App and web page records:
• • • • •

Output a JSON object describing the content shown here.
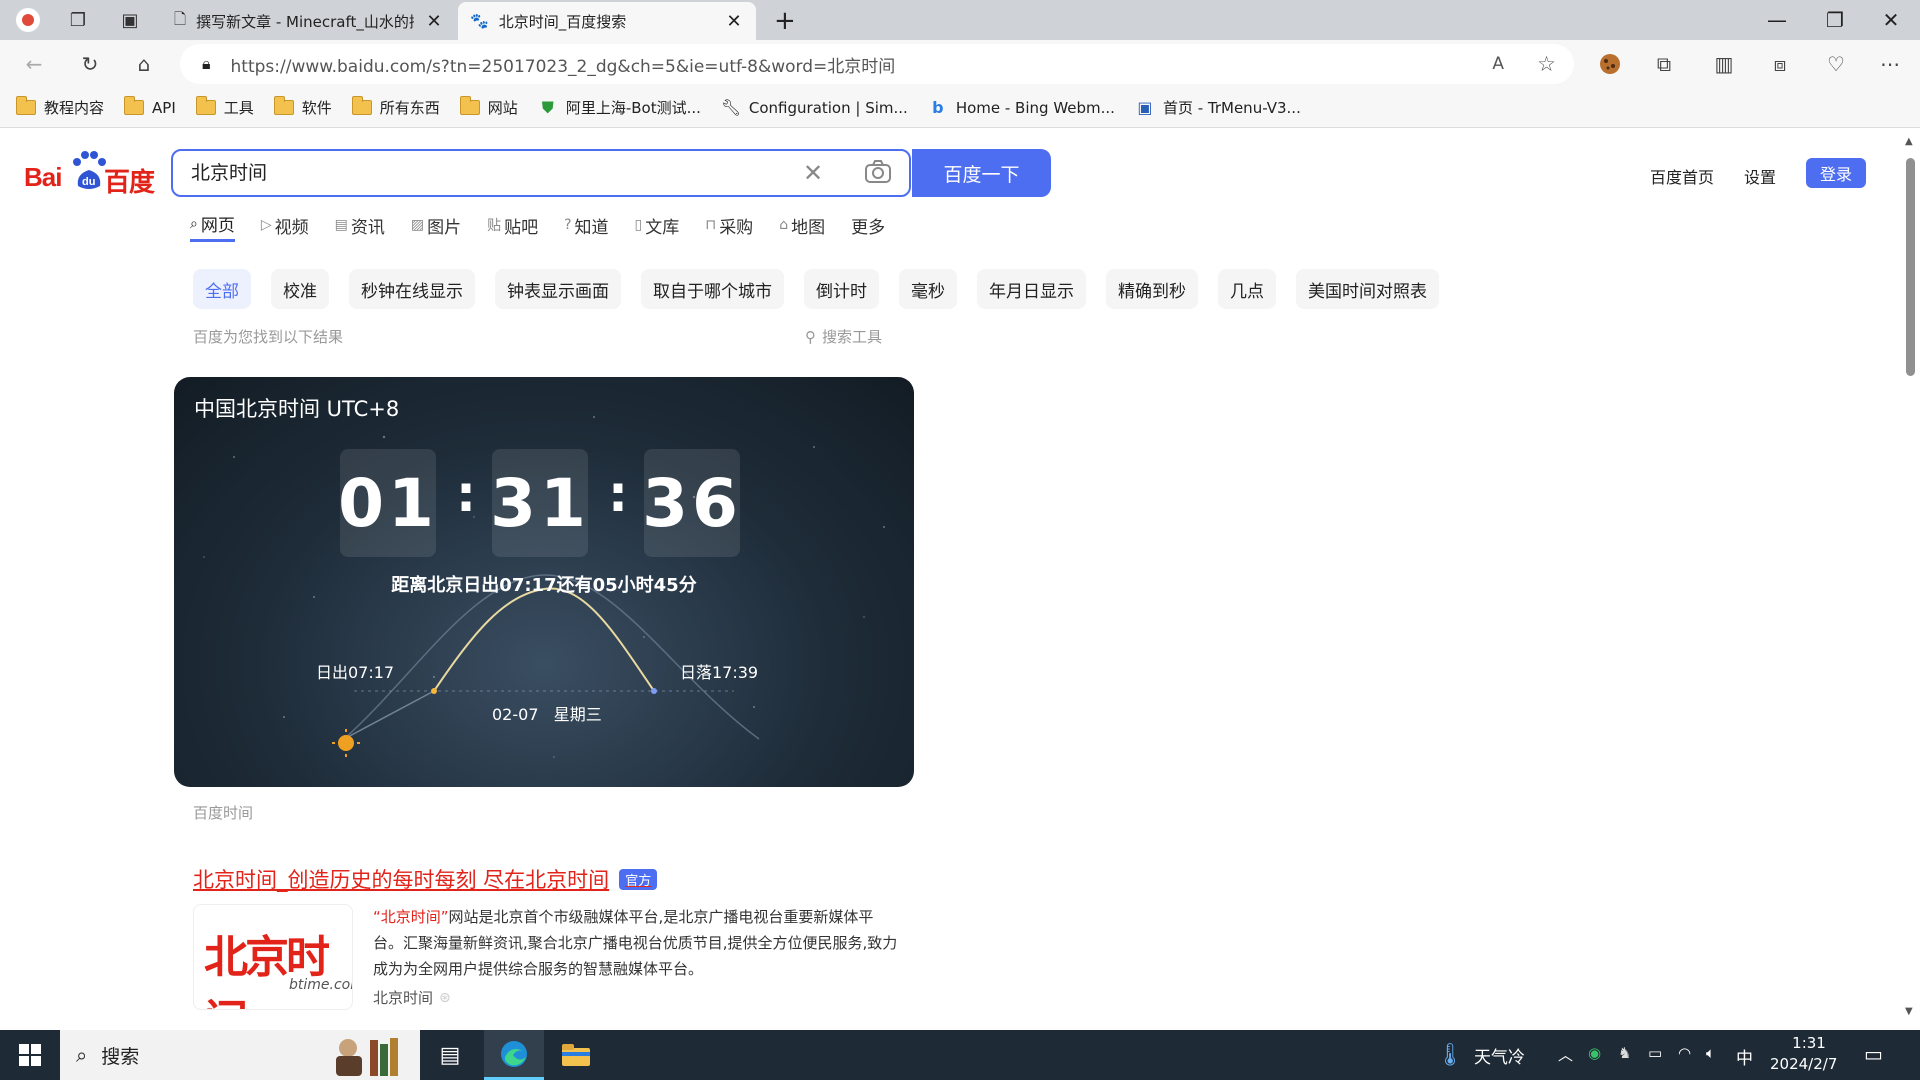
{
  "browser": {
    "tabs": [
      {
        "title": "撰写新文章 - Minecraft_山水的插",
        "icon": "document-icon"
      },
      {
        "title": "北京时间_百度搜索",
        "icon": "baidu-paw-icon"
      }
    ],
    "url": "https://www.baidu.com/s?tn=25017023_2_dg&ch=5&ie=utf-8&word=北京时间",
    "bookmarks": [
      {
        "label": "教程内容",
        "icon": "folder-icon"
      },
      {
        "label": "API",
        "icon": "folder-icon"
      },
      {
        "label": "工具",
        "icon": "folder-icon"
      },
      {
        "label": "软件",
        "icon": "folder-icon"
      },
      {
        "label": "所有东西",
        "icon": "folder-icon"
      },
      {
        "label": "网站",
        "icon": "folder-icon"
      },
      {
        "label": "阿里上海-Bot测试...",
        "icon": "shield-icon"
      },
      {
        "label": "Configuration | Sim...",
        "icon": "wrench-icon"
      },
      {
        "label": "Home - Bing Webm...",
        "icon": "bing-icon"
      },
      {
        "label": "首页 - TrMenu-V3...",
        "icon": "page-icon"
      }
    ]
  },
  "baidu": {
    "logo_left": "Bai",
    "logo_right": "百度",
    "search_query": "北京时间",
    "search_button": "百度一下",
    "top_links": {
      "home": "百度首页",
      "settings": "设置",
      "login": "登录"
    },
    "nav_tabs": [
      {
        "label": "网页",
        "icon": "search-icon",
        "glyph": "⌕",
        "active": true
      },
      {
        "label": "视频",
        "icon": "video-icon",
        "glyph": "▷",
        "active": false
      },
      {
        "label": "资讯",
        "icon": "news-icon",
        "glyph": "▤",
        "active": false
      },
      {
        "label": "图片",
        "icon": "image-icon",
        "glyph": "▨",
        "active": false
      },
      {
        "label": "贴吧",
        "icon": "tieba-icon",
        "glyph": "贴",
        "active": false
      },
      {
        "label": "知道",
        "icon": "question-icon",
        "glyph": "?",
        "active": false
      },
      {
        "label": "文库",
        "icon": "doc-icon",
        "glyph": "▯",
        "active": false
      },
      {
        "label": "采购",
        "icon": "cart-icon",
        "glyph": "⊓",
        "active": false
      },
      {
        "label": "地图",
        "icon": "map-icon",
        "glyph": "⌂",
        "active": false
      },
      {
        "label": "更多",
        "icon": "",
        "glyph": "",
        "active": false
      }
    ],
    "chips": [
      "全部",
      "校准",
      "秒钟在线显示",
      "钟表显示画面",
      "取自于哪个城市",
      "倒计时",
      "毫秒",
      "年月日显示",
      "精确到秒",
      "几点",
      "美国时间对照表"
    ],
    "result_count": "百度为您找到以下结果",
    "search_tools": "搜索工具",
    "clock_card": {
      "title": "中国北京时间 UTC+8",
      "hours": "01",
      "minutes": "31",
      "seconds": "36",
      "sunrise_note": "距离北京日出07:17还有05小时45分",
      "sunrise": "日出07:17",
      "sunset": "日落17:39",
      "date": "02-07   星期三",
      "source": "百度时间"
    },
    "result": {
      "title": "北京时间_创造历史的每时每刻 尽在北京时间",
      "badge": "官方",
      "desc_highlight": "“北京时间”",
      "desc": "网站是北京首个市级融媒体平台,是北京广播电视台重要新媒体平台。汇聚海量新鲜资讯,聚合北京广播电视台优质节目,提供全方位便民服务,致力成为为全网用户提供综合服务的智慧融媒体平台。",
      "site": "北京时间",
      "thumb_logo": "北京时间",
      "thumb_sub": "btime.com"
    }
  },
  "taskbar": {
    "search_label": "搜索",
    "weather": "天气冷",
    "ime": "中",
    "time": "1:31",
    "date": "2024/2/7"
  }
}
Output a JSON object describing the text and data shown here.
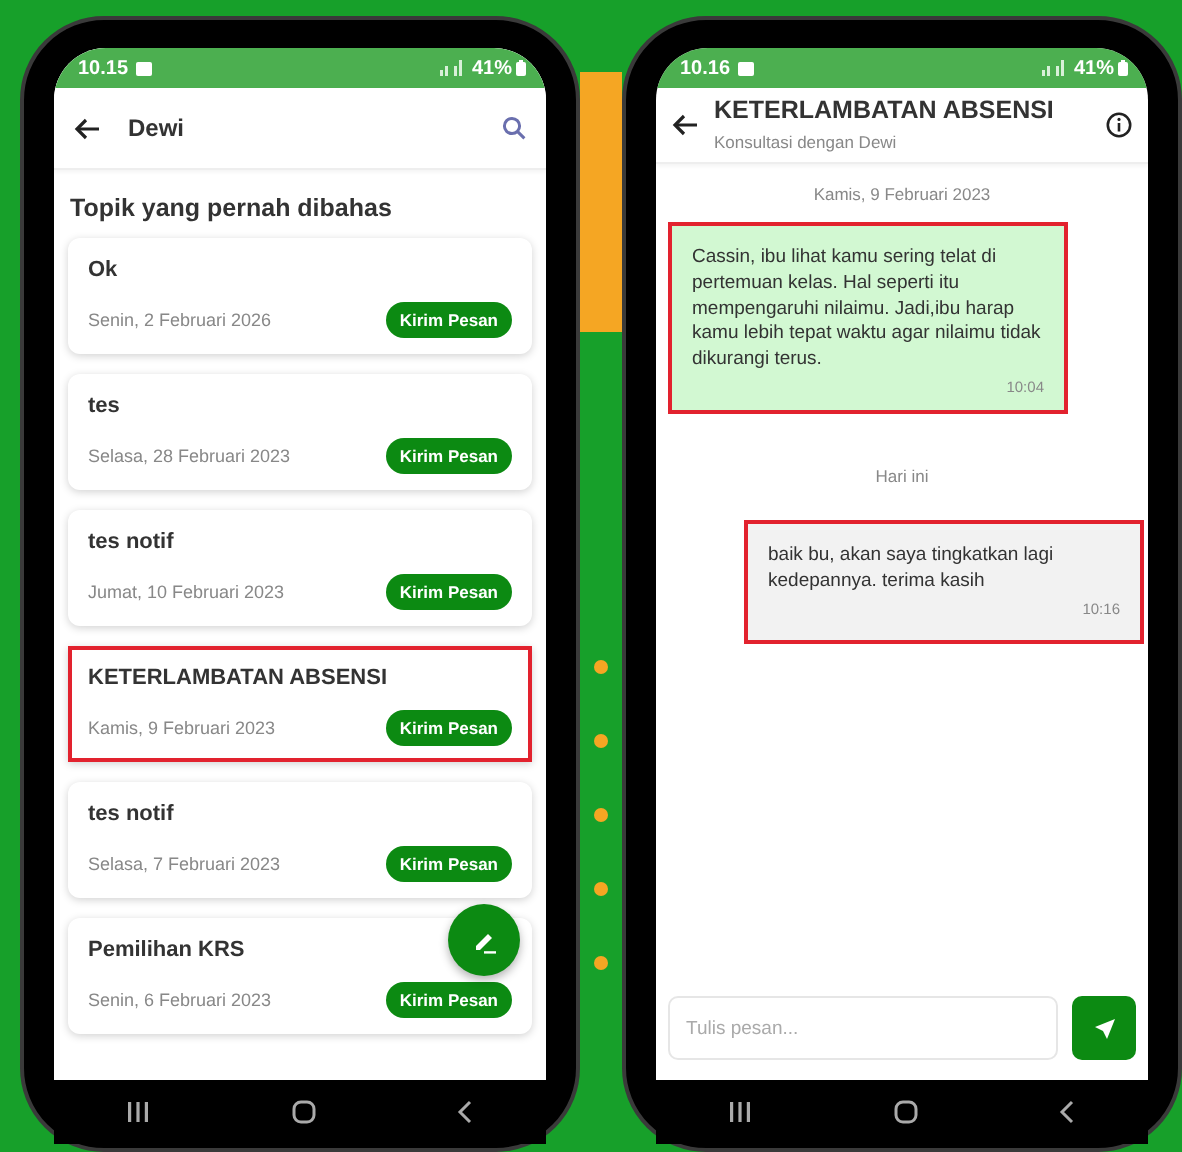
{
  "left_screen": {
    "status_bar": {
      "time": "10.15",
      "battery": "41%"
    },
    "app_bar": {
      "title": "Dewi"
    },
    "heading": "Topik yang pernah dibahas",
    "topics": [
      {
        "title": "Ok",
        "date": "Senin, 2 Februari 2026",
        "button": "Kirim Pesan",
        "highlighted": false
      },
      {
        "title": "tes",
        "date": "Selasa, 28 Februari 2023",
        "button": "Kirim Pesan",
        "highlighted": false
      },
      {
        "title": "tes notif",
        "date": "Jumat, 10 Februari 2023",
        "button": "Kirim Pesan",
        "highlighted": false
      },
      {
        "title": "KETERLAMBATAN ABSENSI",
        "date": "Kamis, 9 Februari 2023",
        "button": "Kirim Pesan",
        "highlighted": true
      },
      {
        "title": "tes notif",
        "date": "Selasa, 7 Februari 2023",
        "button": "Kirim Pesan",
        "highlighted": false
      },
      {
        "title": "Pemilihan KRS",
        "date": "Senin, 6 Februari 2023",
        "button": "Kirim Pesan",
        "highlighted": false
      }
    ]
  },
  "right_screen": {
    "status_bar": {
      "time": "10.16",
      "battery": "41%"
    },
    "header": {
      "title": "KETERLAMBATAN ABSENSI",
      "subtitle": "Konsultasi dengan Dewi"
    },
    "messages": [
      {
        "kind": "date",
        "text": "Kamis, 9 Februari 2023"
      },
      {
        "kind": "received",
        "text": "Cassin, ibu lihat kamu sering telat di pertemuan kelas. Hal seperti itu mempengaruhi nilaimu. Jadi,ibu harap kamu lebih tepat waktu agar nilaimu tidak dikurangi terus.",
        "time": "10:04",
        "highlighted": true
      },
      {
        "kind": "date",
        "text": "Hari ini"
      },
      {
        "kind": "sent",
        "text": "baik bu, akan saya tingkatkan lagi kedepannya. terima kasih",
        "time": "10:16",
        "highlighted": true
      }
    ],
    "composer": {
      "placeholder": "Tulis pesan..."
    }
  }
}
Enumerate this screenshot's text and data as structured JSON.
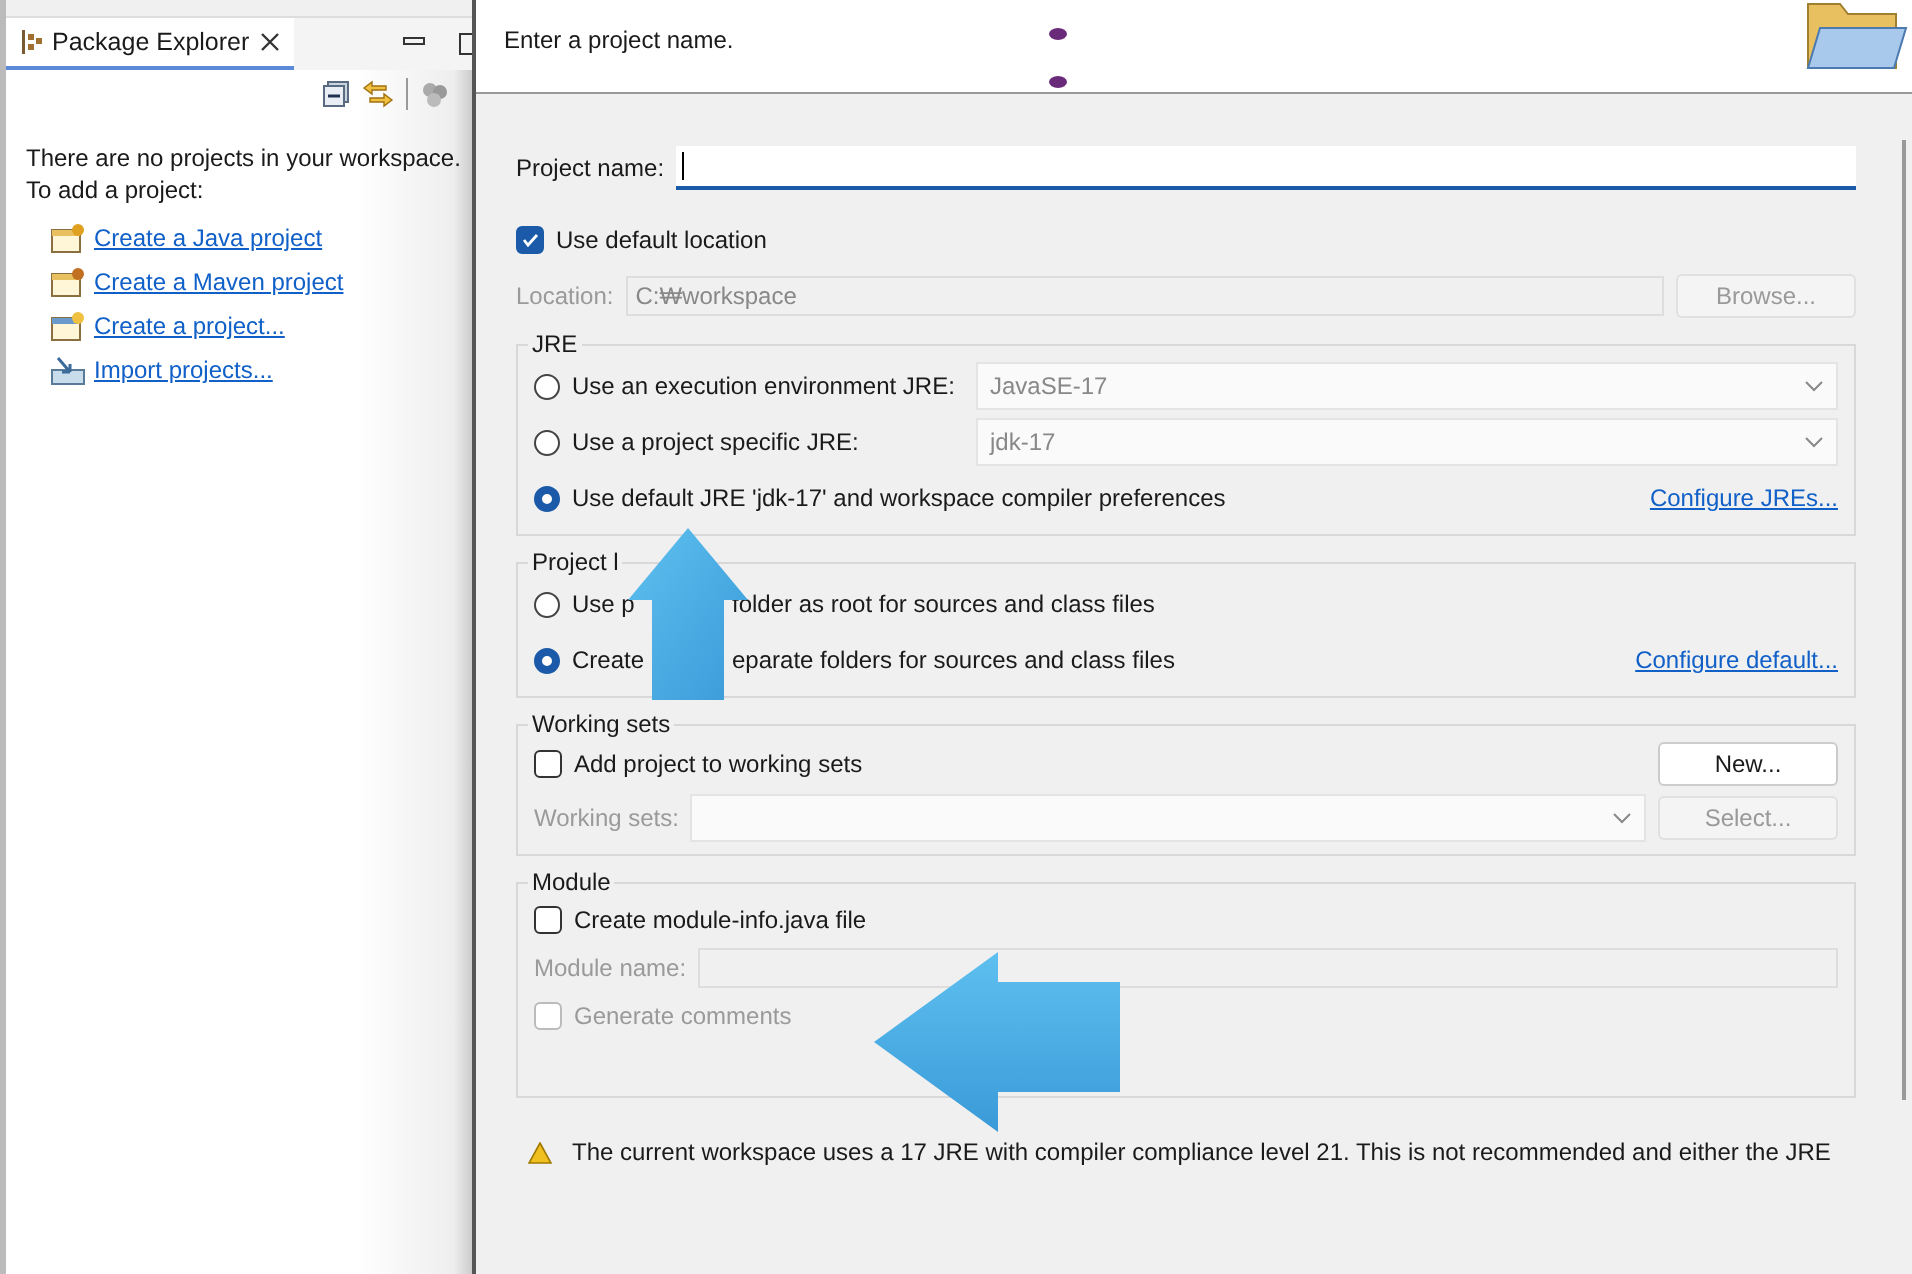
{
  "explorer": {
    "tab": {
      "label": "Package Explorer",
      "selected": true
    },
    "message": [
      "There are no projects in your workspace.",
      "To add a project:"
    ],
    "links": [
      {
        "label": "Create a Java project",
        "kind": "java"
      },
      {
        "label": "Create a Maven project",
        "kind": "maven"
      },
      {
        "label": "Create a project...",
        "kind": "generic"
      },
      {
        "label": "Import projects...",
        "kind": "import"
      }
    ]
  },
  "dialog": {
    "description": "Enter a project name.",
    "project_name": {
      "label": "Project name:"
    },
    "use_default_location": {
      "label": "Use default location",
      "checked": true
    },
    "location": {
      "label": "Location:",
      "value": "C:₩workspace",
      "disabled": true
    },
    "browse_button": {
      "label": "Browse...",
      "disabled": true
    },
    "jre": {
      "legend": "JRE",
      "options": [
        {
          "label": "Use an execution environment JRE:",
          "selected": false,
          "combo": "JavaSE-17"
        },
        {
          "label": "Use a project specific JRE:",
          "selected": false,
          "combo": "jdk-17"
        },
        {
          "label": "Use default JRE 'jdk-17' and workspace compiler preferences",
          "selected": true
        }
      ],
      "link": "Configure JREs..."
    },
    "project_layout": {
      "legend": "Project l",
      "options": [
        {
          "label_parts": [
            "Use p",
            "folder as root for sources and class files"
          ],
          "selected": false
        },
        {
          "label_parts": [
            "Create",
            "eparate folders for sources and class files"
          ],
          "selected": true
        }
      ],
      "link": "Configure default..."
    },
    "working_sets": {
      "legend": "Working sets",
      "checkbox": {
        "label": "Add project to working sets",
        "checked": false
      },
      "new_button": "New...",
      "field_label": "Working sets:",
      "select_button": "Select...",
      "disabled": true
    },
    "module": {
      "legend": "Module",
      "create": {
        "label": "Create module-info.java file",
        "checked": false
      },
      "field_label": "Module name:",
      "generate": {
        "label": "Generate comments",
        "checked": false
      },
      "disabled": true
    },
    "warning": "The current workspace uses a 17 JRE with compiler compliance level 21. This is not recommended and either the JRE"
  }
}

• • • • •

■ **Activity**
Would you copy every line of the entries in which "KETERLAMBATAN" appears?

■ **Solution for this problem**
        "title": "KETERLAMBATAN ABSENSI",
      "title": "KETERLAMBATAN ABSENSI",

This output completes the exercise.